■ **PROBLEM TO SOLVE**
With the pictures left out, repeat every entry that follows exactly.

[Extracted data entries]
[Start of section]

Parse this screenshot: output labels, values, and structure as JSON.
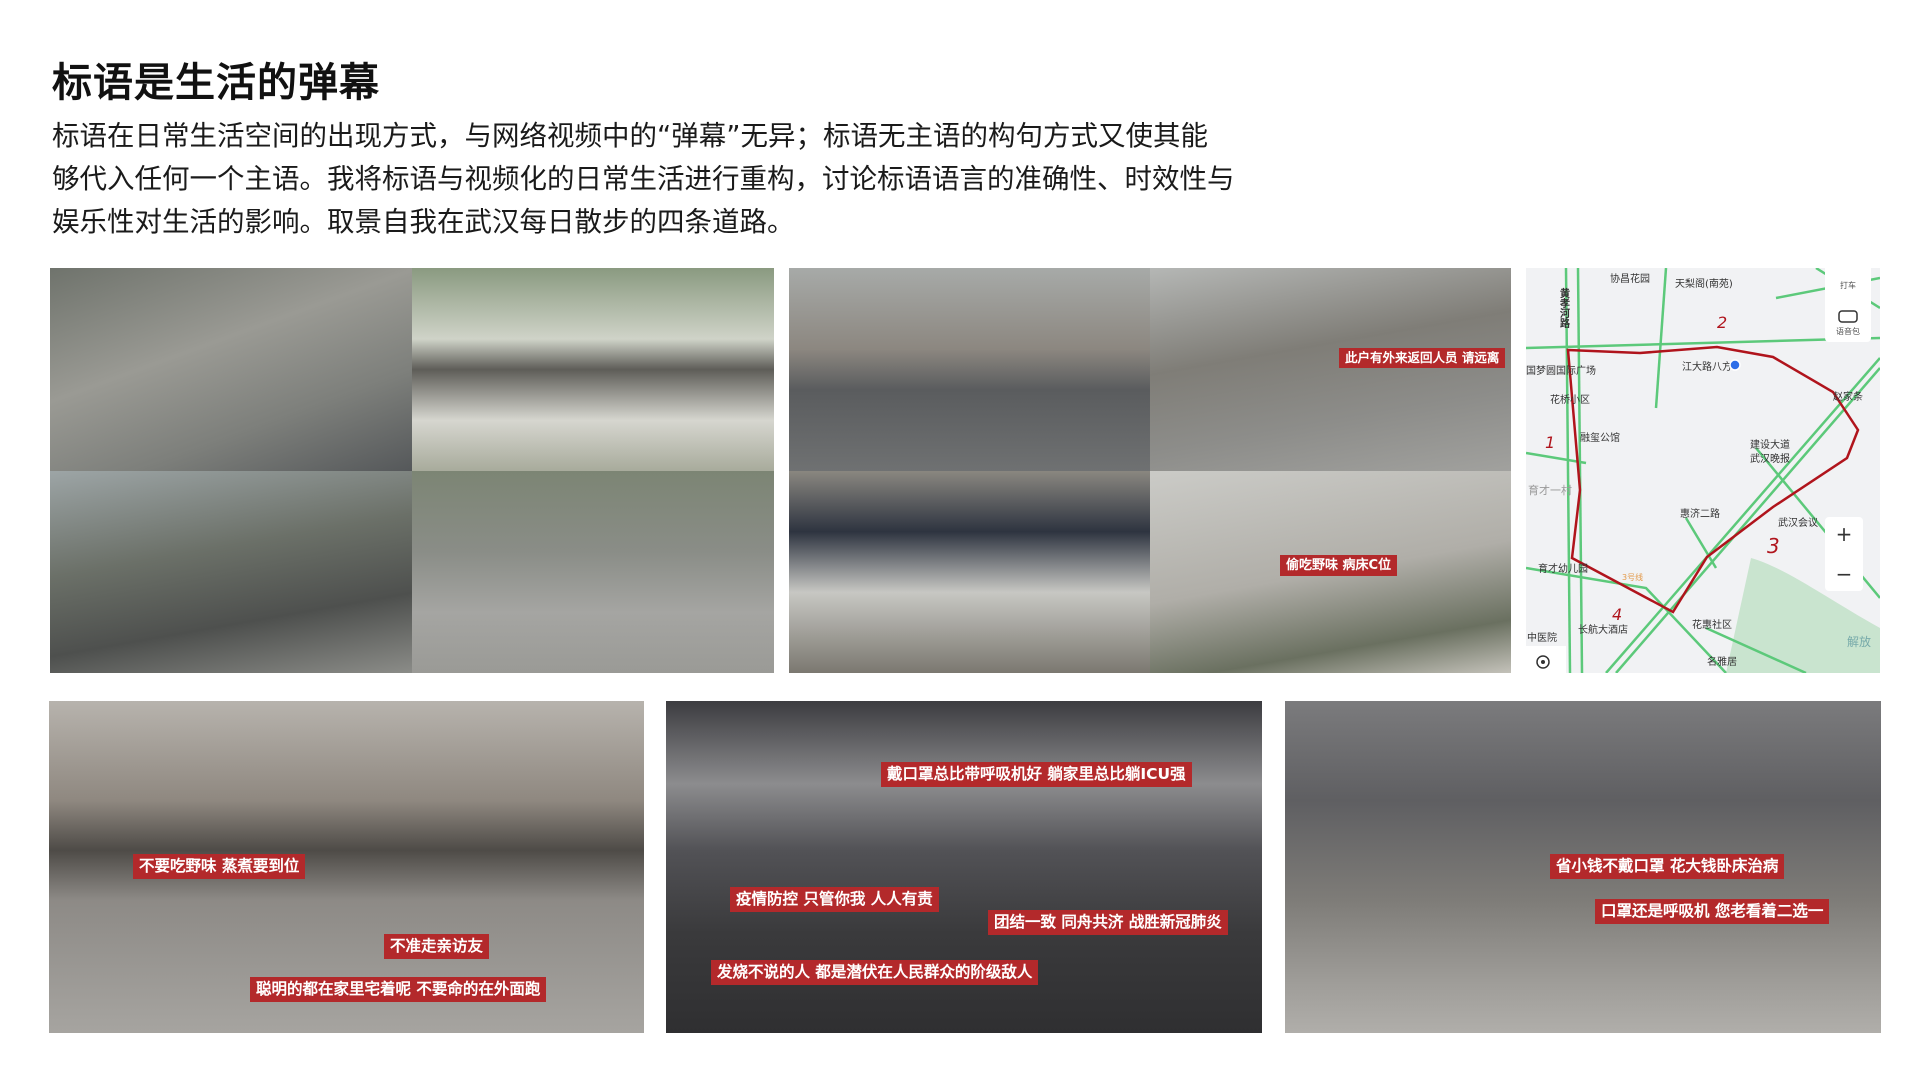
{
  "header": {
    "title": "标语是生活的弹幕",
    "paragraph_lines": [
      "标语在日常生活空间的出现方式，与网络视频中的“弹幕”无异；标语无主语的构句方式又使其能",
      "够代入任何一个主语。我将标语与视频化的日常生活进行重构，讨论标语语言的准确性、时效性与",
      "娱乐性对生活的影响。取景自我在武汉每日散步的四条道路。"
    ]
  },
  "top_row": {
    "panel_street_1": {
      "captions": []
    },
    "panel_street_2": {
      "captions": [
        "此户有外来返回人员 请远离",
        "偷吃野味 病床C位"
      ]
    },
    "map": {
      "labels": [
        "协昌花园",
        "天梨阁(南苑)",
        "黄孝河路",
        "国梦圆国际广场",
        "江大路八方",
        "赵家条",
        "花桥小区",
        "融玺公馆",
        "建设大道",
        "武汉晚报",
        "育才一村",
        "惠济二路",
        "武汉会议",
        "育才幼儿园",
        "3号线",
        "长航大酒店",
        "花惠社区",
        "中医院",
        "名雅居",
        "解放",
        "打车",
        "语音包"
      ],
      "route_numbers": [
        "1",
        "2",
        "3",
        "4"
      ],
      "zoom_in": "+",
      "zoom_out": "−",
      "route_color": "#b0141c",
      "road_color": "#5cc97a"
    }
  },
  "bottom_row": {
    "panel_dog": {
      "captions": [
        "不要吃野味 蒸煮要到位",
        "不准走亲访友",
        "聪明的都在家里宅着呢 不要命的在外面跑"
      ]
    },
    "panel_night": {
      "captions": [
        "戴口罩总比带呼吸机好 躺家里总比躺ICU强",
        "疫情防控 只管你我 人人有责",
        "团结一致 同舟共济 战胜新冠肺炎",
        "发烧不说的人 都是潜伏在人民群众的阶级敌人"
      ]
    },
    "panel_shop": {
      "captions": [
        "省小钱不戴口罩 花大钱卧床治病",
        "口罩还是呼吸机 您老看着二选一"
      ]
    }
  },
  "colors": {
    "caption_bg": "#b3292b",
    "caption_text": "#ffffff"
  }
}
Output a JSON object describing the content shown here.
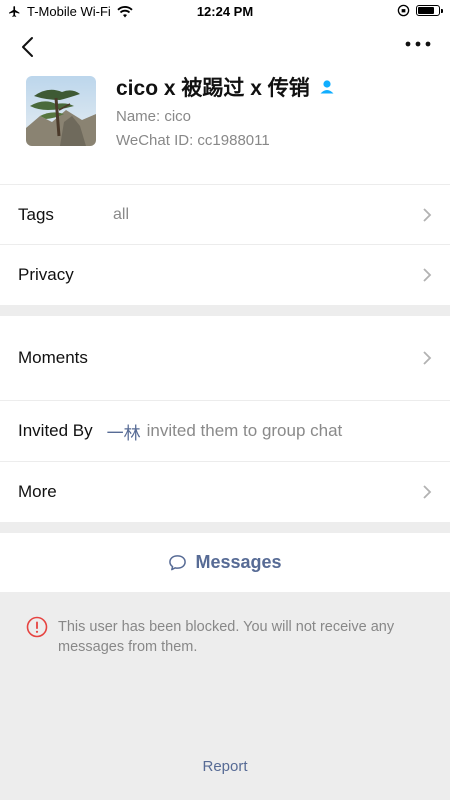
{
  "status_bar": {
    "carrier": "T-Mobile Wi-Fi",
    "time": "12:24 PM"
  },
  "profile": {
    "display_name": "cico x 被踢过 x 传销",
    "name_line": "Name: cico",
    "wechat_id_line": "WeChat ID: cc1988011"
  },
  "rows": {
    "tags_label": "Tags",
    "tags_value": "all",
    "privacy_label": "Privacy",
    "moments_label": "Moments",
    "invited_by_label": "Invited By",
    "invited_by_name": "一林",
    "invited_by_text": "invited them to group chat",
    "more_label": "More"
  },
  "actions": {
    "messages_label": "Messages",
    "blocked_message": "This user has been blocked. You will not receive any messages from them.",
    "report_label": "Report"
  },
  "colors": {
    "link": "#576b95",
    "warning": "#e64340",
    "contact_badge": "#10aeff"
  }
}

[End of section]

■ **ANSWER TO THIS PROBLEM**
Parse this screenshot: output labels, values, and structure as JSON.
{
  "header": {
    "title": "标语是生活的弹幕",
    "paragraph_lines": [
      "标语在日常生活空间的出现方式，与网络视频中的“弹幕”无异；标语无主语的构句方式又使其能",
      "够代入任何一个主语。我将标语与视频化的日常生活进行重构，讨论标语语言的准确性、时效性与",
      "娱乐性对生活的影响。取景自我在武汉每日散步的四条道路。"
    ]
  },
  "top_row": {
    "panel_street_1": {
      "captions": []
    },
    "panel_street_2": {
      "captions": [
        "此户有外来返回人员 请远离",
        "偷吃野味 病床C位"
      ]
    },
    "map": {
      "labels": [
        "协昌花园",
        "天梨阁(南苑)",
        "黄孝河路",
        "国梦圆国际广场",
        "江大路八方",
        "赵家条",
        "花桥小区",
        "融玺公馆",
        "建设大道",
        "武汉晚报",
        "育才一村",
        "惠济二路",
        "武汉会议",
        "育才幼儿园",
        "3号线",
        "长航大酒店",
        "花惠社区",
        "中医院",
        "名雅居",
        "解放",
        "打车",
        "语音包"
      ],
      "route_numbers": [
        "1",
        "2",
        "3",
        "4"
      ],
      "zoom_in": "+",
      "zoom_out": "−",
      "route_color": "#b0141c",
      "road_color": "#5cc97a"
    }
  },
  "bottom_row": {
    "panel_dog": {
      "captions": [
        "不要吃野味 蒸煮要到位",
        "不准走亲访友",
        "聪明的都在家里宅着呢 不要命的在外面跑"
      ]
    },
    "panel_night": {
      "captions": [
        "戴口罩总比带呼吸机好 躺家里总比躺ICU强",
        "疫情防控 只管你我 人人有责",
        "团结一致 同舟共济 战胜新冠肺炎",
        "发烧不说的人 都是潜伏在人民群众的阶级敌人"
      ]
    },
    "panel_shop": {
      "captions": [
        "省小钱不戴口罩 花大钱卧床治病",
        "口罩还是呼吸机 您老看着二选一"
      ]
    }
  },
  "colors": {
    "caption_bg": "#b3292b",
    "caption_text": "#ffffff"
  }
}
Output a JSON object describing the content shown here.
{
  "status_bar": {
    "carrier": "T-Mobile Wi-Fi",
    "time": "12:24 PM"
  },
  "profile": {
    "display_name": "cico x 被踢过 x 传销",
    "name_line": "Name: cico",
    "wechat_id_line": "WeChat ID: cc1988011"
  },
  "rows": {
    "tags_label": "Tags",
    "tags_value": "all",
    "privacy_label": "Privacy",
    "moments_label": "Moments",
    "invited_by_label": "Invited By",
    "invited_by_name": "一林",
    "invited_by_text": "invited them to group chat",
    "more_label": "More"
  },
  "actions": {
    "messages_label": "Messages",
    "blocked_message": "This user has been blocked. You will not receive any messages from them.",
    "report_label": "Report"
  },
  "colors": {
    "link": "#576b95",
    "warning": "#e64340",
    "contact_badge": "#10aeff"
  }
}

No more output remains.